§ **Work to be completed**
Search the records for the word "icon" and copy every line in which it occurs.

§ **Exercise inputs**
════

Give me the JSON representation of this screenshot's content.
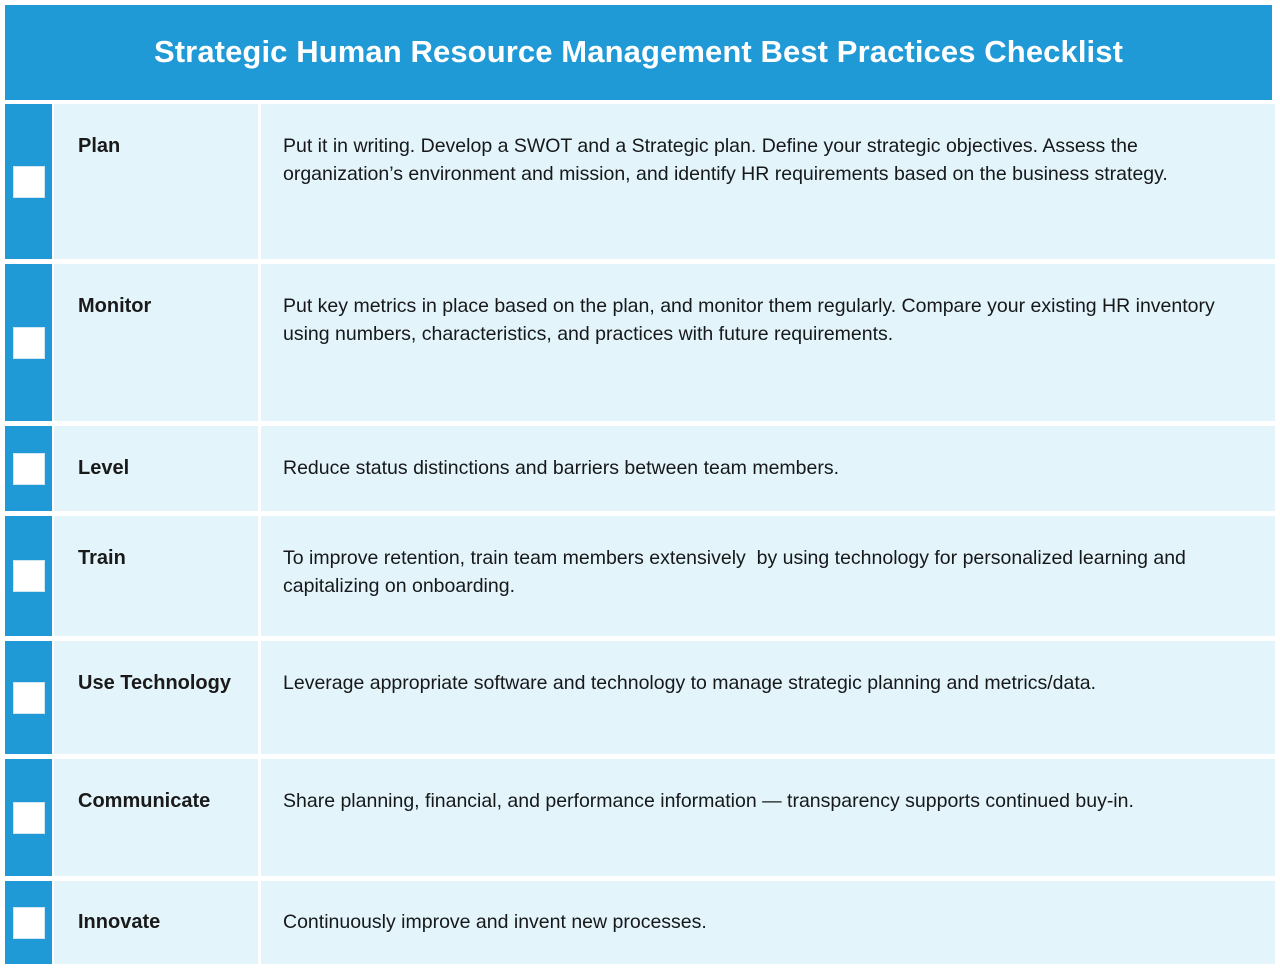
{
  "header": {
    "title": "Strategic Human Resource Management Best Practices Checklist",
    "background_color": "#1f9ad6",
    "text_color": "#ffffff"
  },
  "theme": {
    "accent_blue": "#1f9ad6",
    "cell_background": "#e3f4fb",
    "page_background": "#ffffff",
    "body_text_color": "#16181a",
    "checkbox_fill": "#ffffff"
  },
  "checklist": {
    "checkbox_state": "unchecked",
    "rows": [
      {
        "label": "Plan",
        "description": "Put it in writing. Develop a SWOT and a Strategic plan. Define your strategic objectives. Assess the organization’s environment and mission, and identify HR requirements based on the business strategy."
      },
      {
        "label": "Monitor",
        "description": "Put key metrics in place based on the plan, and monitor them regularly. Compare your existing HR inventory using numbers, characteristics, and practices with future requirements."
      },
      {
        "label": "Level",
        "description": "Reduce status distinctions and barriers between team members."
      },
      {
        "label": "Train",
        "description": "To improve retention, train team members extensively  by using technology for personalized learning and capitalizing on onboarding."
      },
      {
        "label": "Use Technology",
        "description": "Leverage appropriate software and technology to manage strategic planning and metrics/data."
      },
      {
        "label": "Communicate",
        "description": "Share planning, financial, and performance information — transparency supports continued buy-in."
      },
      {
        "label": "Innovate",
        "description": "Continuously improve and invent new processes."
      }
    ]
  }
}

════

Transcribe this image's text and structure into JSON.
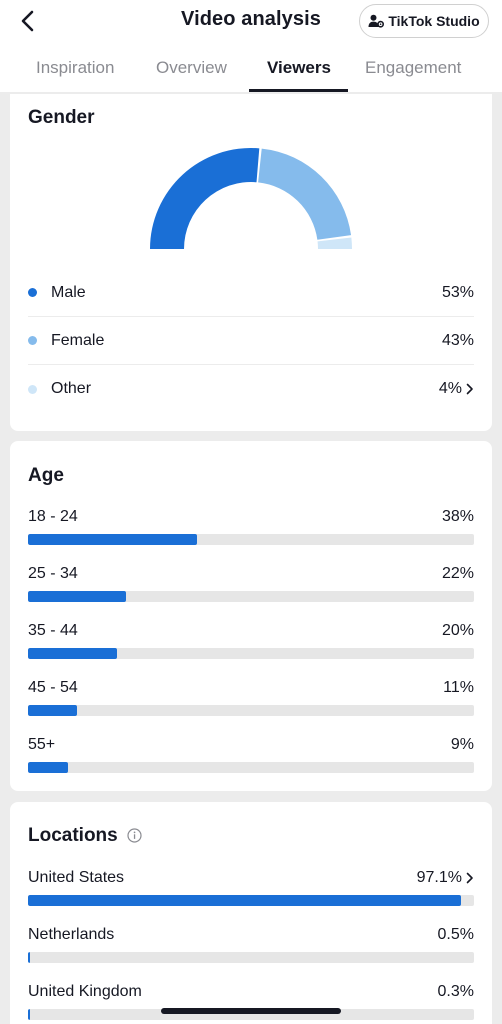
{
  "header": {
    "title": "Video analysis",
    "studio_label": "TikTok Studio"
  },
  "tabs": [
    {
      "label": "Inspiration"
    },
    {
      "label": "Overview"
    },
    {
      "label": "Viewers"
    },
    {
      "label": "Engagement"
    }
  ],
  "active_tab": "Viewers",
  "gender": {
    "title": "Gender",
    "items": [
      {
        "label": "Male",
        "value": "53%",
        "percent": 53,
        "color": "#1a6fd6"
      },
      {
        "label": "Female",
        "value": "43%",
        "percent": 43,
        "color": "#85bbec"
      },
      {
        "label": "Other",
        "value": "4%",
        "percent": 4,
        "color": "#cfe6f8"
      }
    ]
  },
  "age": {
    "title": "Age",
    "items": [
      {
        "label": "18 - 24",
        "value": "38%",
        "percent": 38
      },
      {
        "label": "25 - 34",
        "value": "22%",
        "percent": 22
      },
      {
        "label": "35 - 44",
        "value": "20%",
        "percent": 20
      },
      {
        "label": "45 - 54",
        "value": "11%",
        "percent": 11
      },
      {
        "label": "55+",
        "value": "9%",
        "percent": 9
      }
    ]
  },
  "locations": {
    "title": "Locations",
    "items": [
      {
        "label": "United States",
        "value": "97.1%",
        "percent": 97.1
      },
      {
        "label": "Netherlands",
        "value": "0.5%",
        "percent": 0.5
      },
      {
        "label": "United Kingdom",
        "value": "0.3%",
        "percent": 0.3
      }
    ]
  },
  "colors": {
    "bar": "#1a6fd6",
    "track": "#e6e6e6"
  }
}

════

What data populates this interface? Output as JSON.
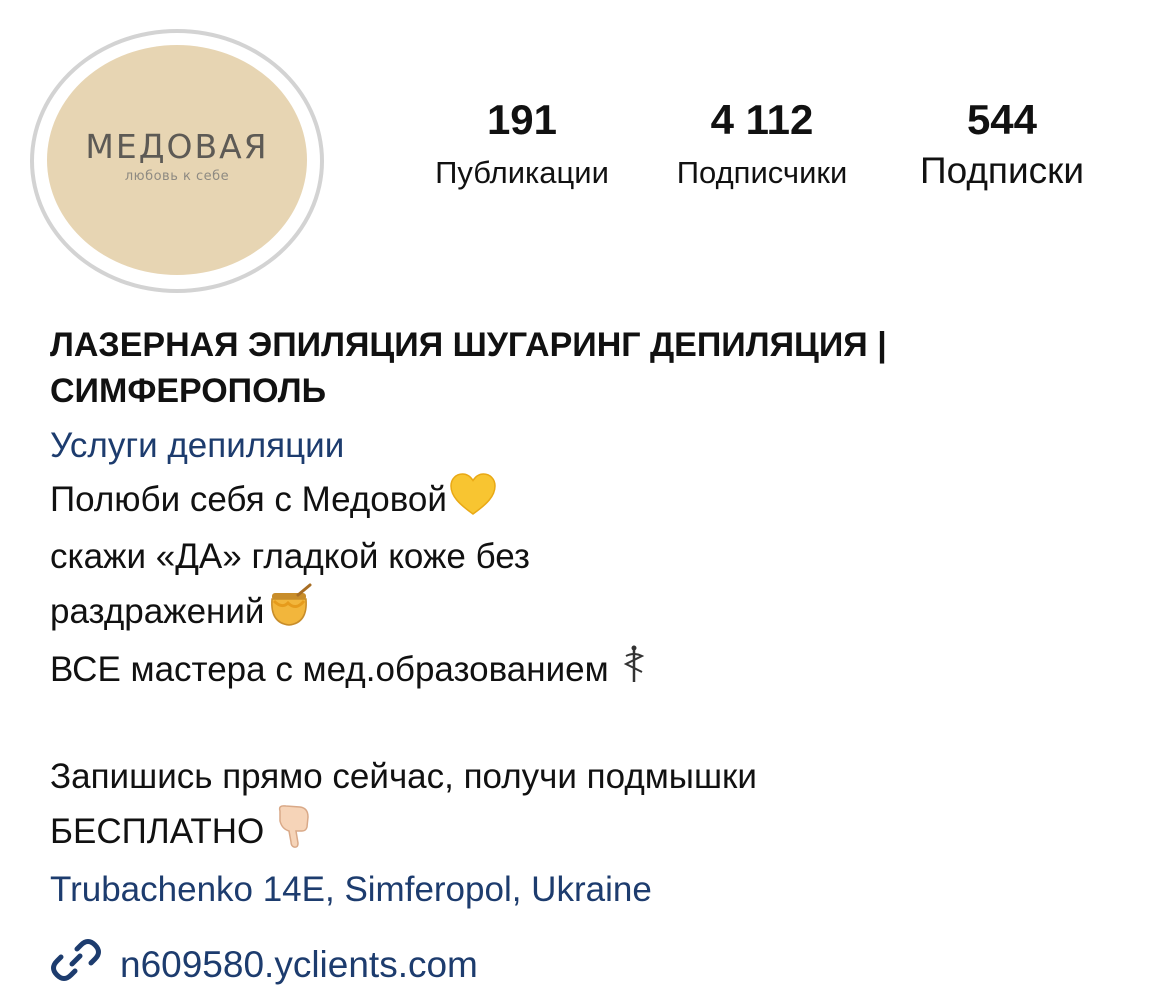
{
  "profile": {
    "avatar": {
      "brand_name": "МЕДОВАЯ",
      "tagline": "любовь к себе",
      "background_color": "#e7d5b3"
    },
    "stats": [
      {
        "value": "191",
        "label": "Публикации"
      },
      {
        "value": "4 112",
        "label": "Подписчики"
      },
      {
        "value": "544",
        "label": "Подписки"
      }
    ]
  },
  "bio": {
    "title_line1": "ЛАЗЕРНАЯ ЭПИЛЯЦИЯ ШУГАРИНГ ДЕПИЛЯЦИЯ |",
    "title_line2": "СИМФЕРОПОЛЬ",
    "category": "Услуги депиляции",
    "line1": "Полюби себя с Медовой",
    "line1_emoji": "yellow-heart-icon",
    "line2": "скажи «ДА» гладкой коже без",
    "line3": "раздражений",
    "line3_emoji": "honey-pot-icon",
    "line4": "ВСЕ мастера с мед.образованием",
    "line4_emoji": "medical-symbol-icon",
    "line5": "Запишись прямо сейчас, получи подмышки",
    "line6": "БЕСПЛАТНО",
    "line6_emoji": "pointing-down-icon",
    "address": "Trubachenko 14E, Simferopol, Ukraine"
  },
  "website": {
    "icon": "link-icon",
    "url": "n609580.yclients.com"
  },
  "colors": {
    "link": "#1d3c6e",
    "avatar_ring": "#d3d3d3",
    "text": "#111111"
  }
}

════

§ **Result of the task**
    "line1_emoji": "yellow-heart-icon",
    "line3_emoji": "honey-pot-icon",
    "line4_emoji": "medical-symbol-icon",
    "line6_emoji": "pointing-down-icon",
    "icon": "link-icon",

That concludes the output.